Similarly, the Food Safety and Inspection Service has the legal authority to detain and seize products that may be adulterated, misbranded or otherwise in violation of the law if a company refuses to voluntarily recall those products.

The CPSA likewise authorises the Commission to impose civil penalties for failure to comply with a recall or exporting a product that is subject to a voluntary or court-ordered recall in the United States. Civil penalties for those offences are US$120,000 for each violation, with a maximum civil penalty of US$17.15 million. The CPSA also makes it unlawful to sell recalled products and subjects offenders to criminal enforcement.  

Public disclosure of notification information

Is the content of the notification publicly disclosed by the authorities? Is commercially sensitive information contained in the notification protected from public disclosure, or are the authorities otherwise bound by confidentiality?
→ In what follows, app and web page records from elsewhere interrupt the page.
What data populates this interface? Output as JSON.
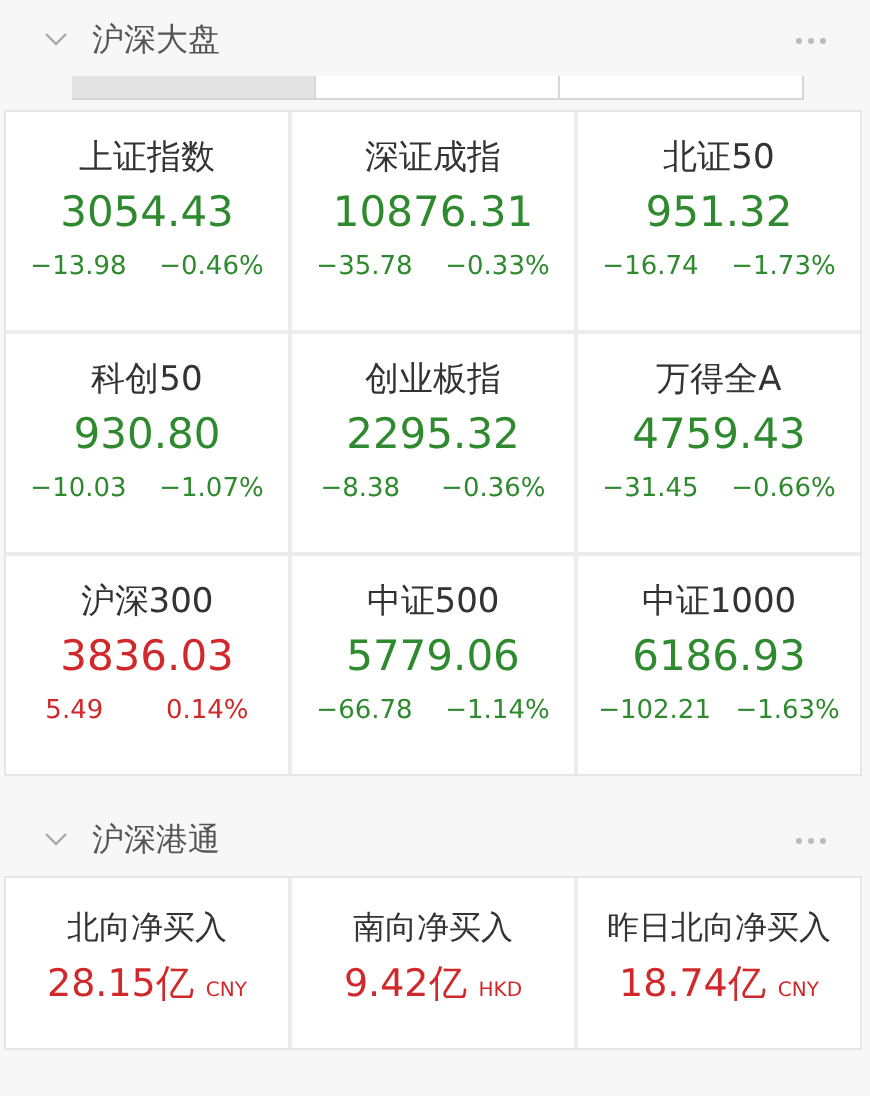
{
  "sections": [
    {
      "title": "沪深大盘",
      "expanded": true,
      "tabs": [
        {
          "selected": true
        },
        {
          "selected": false
        },
        {
          "selected": false
        }
      ],
      "indices": [
        {
          "name": "上证指数",
          "value": "3054.43",
          "change": "−13.98",
          "percent": "−0.46%",
          "color": "#2f8a2f"
        },
        {
          "name": "深证成指",
          "value": "10876.31",
          "change": "−35.78",
          "percent": "−0.33%",
          "color": "#2f8a2f"
        },
        {
          "name": "北证50",
          "value": "951.32",
          "change": "−16.74",
          "percent": "−1.73%",
          "color": "#2f8a2f"
        },
        {
          "name": "科创50",
          "value": "930.80",
          "change": "−10.03",
          "percent": "−1.07%",
          "color": "#2f8a2f"
        },
        {
          "name": "创业板指",
          "value": "2295.32",
          "change": "−8.38",
          "percent": "−0.36%",
          "color": "#2f8a2f"
        },
        {
          "name": "万得全A",
          "value": "4759.43",
          "change": "−31.45",
          "percent": "−0.66%",
          "color": "#2f8a2f"
        },
        {
          "name": "沪深300",
          "value": "3836.03",
          "change": "5.49",
          "percent": "0.14%",
          "color": "#d0282b"
        },
        {
          "name": "中证500",
          "value": "5779.06",
          "change": "−66.78",
          "percent": "−1.14%",
          "color": "#2f8a2f"
        },
        {
          "name": "中证1000",
          "value": "6186.93",
          "change": "−102.21",
          "percent": "−1.63%",
          "color": "#2f8a2f"
        }
      ]
    },
    {
      "title": "沪深港通",
      "expanded": true,
      "flows": [
        {
          "name": "北向净买入",
          "amount": "28.15亿",
          "currency": "CNY",
          "color": "#d0282b"
        },
        {
          "name": "南向净买入",
          "amount": "9.42亿",
          "currency": "HKD",
          "color": "#d0282b"
        },
        {
          "name": "昨日北向净买入",
          "amount": "18.74亿",
          "currency": "CNY",
          "color": "#d0282b"
        }
      ]
    }
  ]
}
The CPSC, FDA and NHTSA all maintain databases of recall information on their websites. Additionally, the content of notifications and reports is generally subject to public disclosure pursuant to the Freedom of Information Act (FOIA), which allows consumers to access government-controlled information; however, not all the information in the reports is subject to disclosure, and companies may object to the disclosure of certain information if it is confidential, inaccurate or misleading.

The CPSA generally authorises the CPSC to publicly release the information in reports and notifications, with the exception of confidential information and trade secrets. Before releasing any non-proprietary information to the public, the CPSC must first notify the company, provide a summary of the information to be disclosed and provide the company with an opportunity to object.

The Federal Food, Drug and Cosmetic Act similarly prohibits disclosure of trade secrets and confidential commercial information. Companies submitting reports to FDA may designate part of or all the information as exempt from disclosure under FOIA, subject to FDA review.  

Use of information in prosecution

May information notified to the authorities be used in a criminal prosecution?

The relevant statutes generally do not distinguish between civil and criminal proceedings in respect of disclosure of information. Section 37 of the CPSA requires manufacturers to report certain information about settled or adjudicated lawsuits within 30 days of the settlement or judgment.

The Commission has authority under the CPSA to disclose information reported pursuant to section 37, or information pertaining to settled or adjudicated lawsuits, in legal actions it brings against manufacturers for non-compliance with section 37. 

Information sharing between regulators

Is notification information shared with other regulators?

While the information disclosed in a report under section 37 of the CPSA is not usually subject to public disclosure, the Commission may furnish such reports to Congress upon a written request. FDA uses information sharing agreements to share non-public information with state and local government officials when necessary.

US federal agencies may also share information, such as product safety standards and bans with foreign governments and international partners, as part of international coordination efforts regarding product safety. It is FDA practice to execute cooperative arrangements with foreign entities, and it may share non-public information pursuant to a legal confidentiality agreement.